(Records from a data source)

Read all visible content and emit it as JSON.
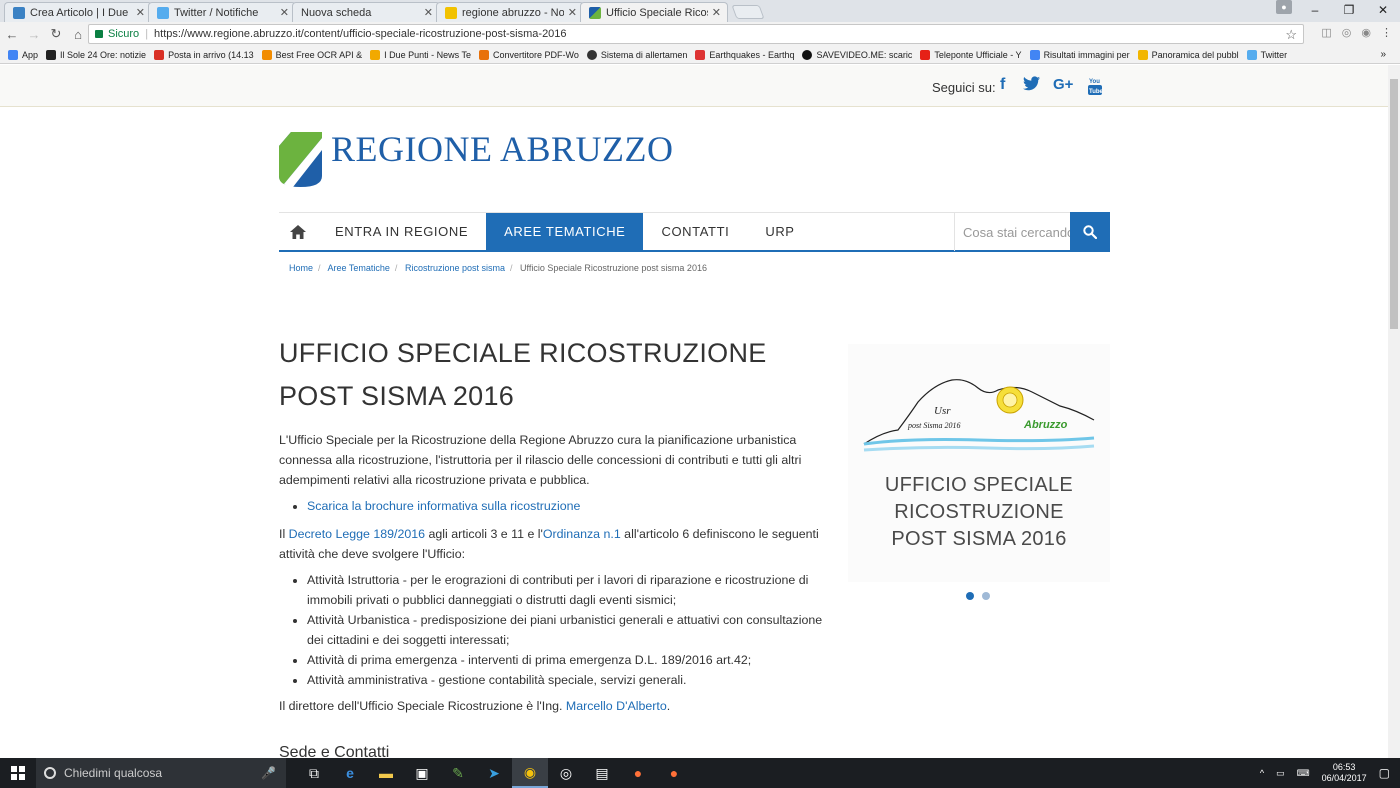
{
  "browser": {
    "tabs": [
      {
        "label": "Crea Articolo | I Due Punt",
        "color": "#3b82c4"
      },
      {
        "label": "Twitter / Notifiche",
        "color": "#55acee"
      },
      {
        "label": "Nuova scheda",
        "color": ""
      },
      {
        "label": "regione abruzzo - Norto",
        "color": "#f2c200"
      },
      {
        "label": "Ufficio Speciale Ricostruz",
        "color": "#4a9a3a"
      }
    ],
    "secure_label": "Sicuro",
    "url": "https://www.regione.abruzzo.it/content/ufficio-speciale-ricostruzione-post-sisma-2016",
    "bookmarks": [
      {
        "label": "App",
        "color": "#4285f4"
      },
      {
        "label": "Il Sole 24 Ore: notizie",
        "color": "#222"
      },
      {
        "label": "Posta in arrivo (14.13",
        "color": "#d93025"
      },
      {
        "label": "Best Free OCR API &",
        "color": "#f28c00"
      },
      {
        "label": "I Due Punti - News Te",
        "color": "#f2a900"
      },
      {
        "label": "Convertitore PDF-Wo",
        "color": "#e8710a"
      },
      {
        "label": "Sistema di allertamen",
        "color": "#333"
      },
      {
        "label": "Earthquakes - Earthq",
        "color": "#d33"
      },
      {
        "label": "SAVEVIDEO.ME: scaric",
        "color": "#111"
      },
      {
        "label": "Teleponte Ufficiale - Y",
        "color": "#e62117"
      },
      {
        "label": "Risultati immagini per",
        "color": "#4285f4"
      },
      {
        "label": "Panoramica del pubbl",
        "color": "#f2b600"
      },
      {
        "label": "Twitter",
        "color": "#55acee"
      }
    ]
  },
  "site": {
    "follow_label": "Seguici su:",
    "social": [
      "f",
      "t",
      "G+",
      "yt"
    ],
    "brand": "REGIONE ABRUZZO",
    "nav": [
      "ENTRA IN REGIONE",
      "AREE TEMATICHE",
      "CONTATTI",
      "URP"
    ],
    "search_placeholder": "Cosa stai cercando",
    "breadcrumb": [
      "Home",
      "Aree Tematiche",
      "Ricostruzione post sisma",
      "Ufficio Speciale Ricostruzione post sisma 2016"
    ]
  },
  "article": {
    "title": "UFFICIO SPECIALE RICOSTRUZIONE POST SISMA 2016",
    "intro": "L'Ufficio Speciale per la Ricostruzione della Regione Abruzzo cura la pianificazione urbanistica connessa alla ricostruzione, l'istruttoria per il rilascio delle concessioni di contributi e tutti gli altri adempimenti relativi alla ricostruzione privata e pubblica.",
    "brochure_link": "Scarica la brochure informativa sulla ricostruzione",
    "p2_a": "Il ",
    "p2_link1": "Decreto Legge 189/2016",
    "p2_b": " agli articoli 3 e 11 e l'",
    "p2_link2": "Ordinanza n.1",
    "p2_c": " all'articolo 6 definiscono le seguenti attività che deve svolgere l'Ufficio:",
    "activities": [
      "Attività Istruttoria - per le erograzioni di contributi per i lavori di riparazione e ricostruzione di immobili privati o pubblici danneggiati o distrutti dagli eventi sismici;",
      "Attività Urbanistica - predisposizione dei piani urbanistici generali e attuativi con consultazione dei cittadini e dei soggetti interessati;",
      "Attività di prima emergenza - interventi di prima emergenza D.L. 189/2016 art.42;",
      "Attività amministrativa - gestione contabilità speciale, servizi generali."
    ],
    "director_text": "Il direttore dell'Ufficio Speciale Ricostruzione è l'Ing. ",
    "director_link": "Marcello D'Alberto",
    "director_end": ".",
    "next_heading": "Sede e Contatti"
  },
  "card": {
    "usr": "Usr",
    "post": "post Sisma 2016",
    "abruzzo": "Abruzzo",
    "line1": "UFFICIO SPECIALE",
    "line2": "RICOSTRUZIONE",
    "line3": "POST SISMA 2016"
  },
  "taskbar": {
    "search_placeholder": "Chiedimi qualcosa",
    "time": "06:53",
    "date": "06/04/2017"
  }
}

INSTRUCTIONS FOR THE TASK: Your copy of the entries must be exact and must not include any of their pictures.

REPLY:
Read all visible content and emit it as JSON.
{
  "browser": {
    "tabs": [
      {
        "label": "Crea Articolo | I Due Punt",
        "color": "#3b82c4"
      },
      {
        "label": "Twitter / Notifiche",
        "color": "#55acee"
      },
      {
        "label": "Nuova scheda",
        "color": ""
      },
      {
        "label": "regione abruzzo - Norto",
        "color": "#f2c200"
      },
      {
        "label": "Ufficio Speciale Ricostruz",
        "color": "#4a9a3a"
      }
    ],
    "secure_label": "Sicuro",
    "url": "https://www.regione.abruzzo.it/content/ufficio-speciale-ricostruzione-post-sisma-2016",
    "bookmarks": [
      {
        "label": "App",
        "color": "#4285f4"
      },
      {
        "label": "Il Sole 24 Ore: notizie",
        "color": "#222"
      },
      {
        "label": "Posta in arrivo (14.13",
        "color": "#d93025"
      },
      {
        "label": "Best Free OCR API &",
        "color": "#f28c00"
      },
      {
        "label": "I Due Punti - News Te",
        "color": "#f2a900"
      },
      {
        "label": "Convertitore PDF-Wo",
        "color": "#e8710a"
      },
      {
        "label": "Sistema di allertamen",
        "color": "#333"
      },
      {
        "label": "Earthquakes - Earthq",
        "color": "#d33"
      },
      {
        "label": "SAVEVIDEO.ME: scaric",
        "color": "#111"
      },
      {
        "label": "Teleponte Ufficiale - Y",
        "color": "#e62117"
      },
      {
        "label": "Risultati immagini per",
        "color": "#4285f4"
      },
      {
        "label": "Panoramica del pubbl",
        "color": "#f2b600"
      },
      {
        "label": "Twitter",
        "color": "#55acee"
      }
    ]
  },
  "site": {
    "follow_label": "Seguici su:",
    "social": [
      "f",
      "t",
      "G+",
      "yt"
    ],
    "brand": "REGIONE ABRUZZO",
    "nav": [
      "ENTRA IN REGIONE",
      "AREE TEMATICHE",
      "CONTATTI",
      "URP"
    ],
    "search_placeholder": "Cosa stai cercando",
    "breadcrumb": [
      "Home",
      "Aree Tematiche",
      "Ricostruzione post sisma",
      "Ufficio Speciale Ricostruzione post sisma 2016"
    ]
  },
  "article": {
    "title": "UFFICIO SPECIALE RICOSTRUZIONE POST SISMA 2016",
    "intro": "L'Ufficio Speciale per la Ricostruzione della Regione Abruzzo cura la pianificazione urbanistica connessa alla ricostruzione, l'istruttoria per il rilascio delle concessioni di contributi e tutti gli altri adempimenti relativi alla ricostruzione privata e pubblica.",
    "brochure_link": "Scarica la brochure informativa sulla ricostruzione",
    "p2_a": "Il ",
    "p2_link1": "Decreto Legge 189/2016",
    "p2_b": " agli articoli 3 e 11 e l'",
    "p2_link2": "Ordinanza n.1",
    "p2_c": " all'articolo 6 definiscono le seguenti attività che deve svolgere l'Ufficio:",
    "activities": [
      "Attività Istruttoria - per le erograzioni di contributi per i lavori di riparazione e ricostruzione di immobili privati o pubblici danneggiati o distrutti dagli eventi sismici;",
      "Attività Urbanistica - predisposizione dei piani urbanistici generali e attuativi con consultazione dei cittadini e dei soggetti interessati;",
      "Attività di prima emergenza - interventi di prima emergenza D.L. 189/2016 art.42;",
      "Attività amministrativa - gestione contabilità speciale, servizi generali."
    ],
    "director_text": "Il direttore dell'Ufficio Speciale Ricostruzione è l'Ing. ",
    "director_link": "Marcello D'Alberto",
    "director_end": ".",
    "next_heading": "Sede e Contatti"
  },
  "card": {
    "usr": "Usr",
    "post": "post Sisma 2016",
    "abruzzo": "Abruzzo",
    "line1": "UFFICIO SPECIALE",
    "line2": "RICOSTRUZIONE",
    "line3": "POST SISMA 2016"
  },
  "taskbar": {
    "search_placeholder": "Chiedimi qualcosa",
    "time": "06:53",
    "date": "06/04/2017"
  }
}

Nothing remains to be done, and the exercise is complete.